- Dataset records
######

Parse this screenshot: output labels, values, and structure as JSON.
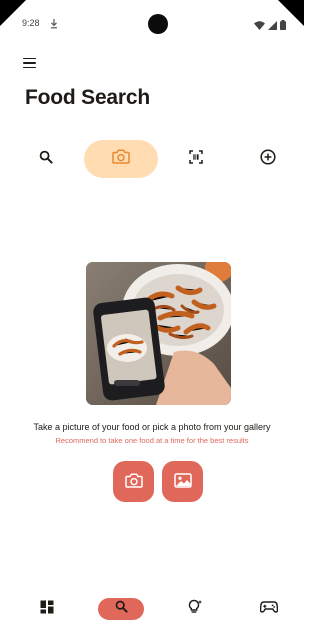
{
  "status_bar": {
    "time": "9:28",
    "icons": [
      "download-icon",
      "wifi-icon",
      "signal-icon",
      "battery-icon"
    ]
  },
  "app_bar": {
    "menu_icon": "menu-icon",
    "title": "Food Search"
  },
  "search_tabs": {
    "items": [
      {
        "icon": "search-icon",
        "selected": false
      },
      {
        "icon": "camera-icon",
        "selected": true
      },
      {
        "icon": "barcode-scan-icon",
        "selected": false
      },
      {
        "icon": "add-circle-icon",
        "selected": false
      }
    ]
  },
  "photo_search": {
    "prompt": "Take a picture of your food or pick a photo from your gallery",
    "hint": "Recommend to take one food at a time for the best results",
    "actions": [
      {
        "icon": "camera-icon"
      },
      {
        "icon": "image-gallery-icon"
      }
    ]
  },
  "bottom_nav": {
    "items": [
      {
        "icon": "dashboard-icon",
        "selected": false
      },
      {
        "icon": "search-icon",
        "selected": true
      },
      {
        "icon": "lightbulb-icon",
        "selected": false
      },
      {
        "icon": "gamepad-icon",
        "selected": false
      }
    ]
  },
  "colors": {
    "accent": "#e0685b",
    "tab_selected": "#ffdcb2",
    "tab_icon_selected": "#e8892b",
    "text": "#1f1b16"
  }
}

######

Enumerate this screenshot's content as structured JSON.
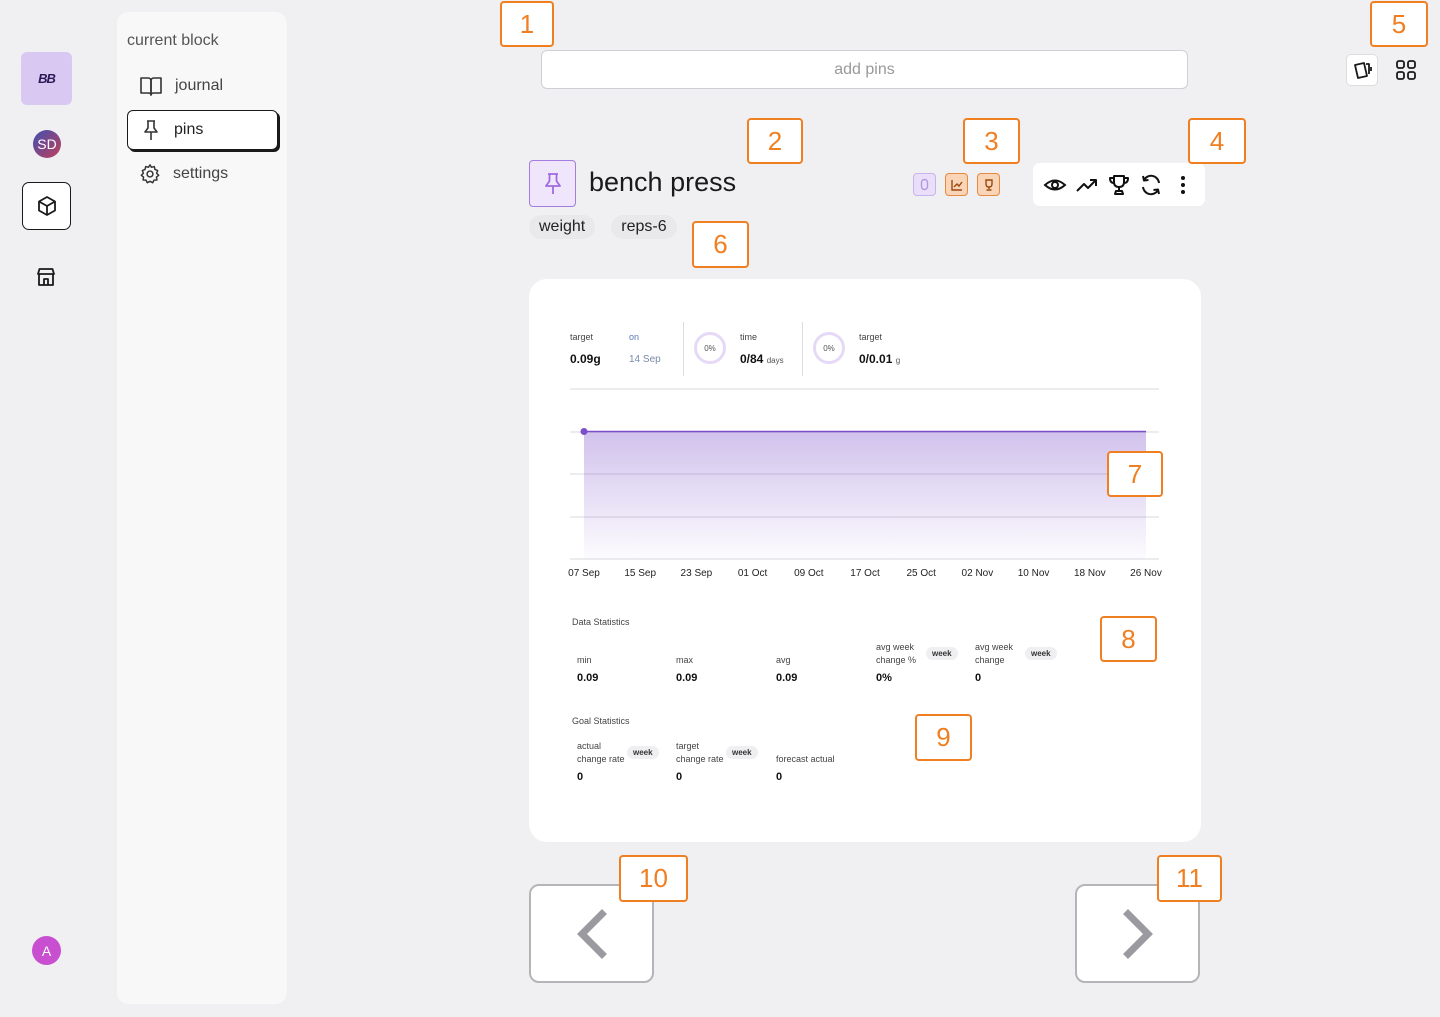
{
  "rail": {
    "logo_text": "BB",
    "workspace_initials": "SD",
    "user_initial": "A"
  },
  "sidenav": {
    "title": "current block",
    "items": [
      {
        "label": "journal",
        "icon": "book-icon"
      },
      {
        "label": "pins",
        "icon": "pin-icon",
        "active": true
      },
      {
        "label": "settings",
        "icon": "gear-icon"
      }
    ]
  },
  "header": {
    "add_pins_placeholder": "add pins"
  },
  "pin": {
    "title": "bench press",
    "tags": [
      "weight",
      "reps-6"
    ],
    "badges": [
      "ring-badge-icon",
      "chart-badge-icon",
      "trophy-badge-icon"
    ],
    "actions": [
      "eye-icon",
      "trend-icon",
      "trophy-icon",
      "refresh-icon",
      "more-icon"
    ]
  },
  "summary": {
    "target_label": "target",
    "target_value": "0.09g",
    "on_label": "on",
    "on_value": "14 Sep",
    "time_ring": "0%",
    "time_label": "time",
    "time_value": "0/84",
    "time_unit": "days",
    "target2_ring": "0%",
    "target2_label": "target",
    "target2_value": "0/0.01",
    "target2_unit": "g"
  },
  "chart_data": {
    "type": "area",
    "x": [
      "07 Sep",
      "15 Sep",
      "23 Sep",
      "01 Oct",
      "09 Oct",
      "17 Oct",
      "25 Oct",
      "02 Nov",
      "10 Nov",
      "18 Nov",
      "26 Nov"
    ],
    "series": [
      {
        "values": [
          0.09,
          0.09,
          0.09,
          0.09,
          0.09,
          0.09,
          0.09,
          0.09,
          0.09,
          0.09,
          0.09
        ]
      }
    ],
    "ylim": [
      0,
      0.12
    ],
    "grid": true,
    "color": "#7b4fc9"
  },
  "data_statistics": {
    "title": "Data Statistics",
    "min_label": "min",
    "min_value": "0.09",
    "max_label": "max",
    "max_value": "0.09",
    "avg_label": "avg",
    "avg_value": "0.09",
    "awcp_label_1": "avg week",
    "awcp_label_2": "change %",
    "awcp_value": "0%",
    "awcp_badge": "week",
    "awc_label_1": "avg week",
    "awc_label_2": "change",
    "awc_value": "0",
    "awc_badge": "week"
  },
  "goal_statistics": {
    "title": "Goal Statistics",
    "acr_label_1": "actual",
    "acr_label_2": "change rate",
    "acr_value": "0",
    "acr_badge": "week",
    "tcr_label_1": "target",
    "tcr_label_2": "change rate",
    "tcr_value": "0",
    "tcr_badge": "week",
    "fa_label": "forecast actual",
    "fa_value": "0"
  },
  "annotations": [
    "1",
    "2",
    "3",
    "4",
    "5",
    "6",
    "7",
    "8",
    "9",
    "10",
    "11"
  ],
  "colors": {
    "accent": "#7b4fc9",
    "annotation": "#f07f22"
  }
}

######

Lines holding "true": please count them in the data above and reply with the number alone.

- EXERCISE OUTPUT
4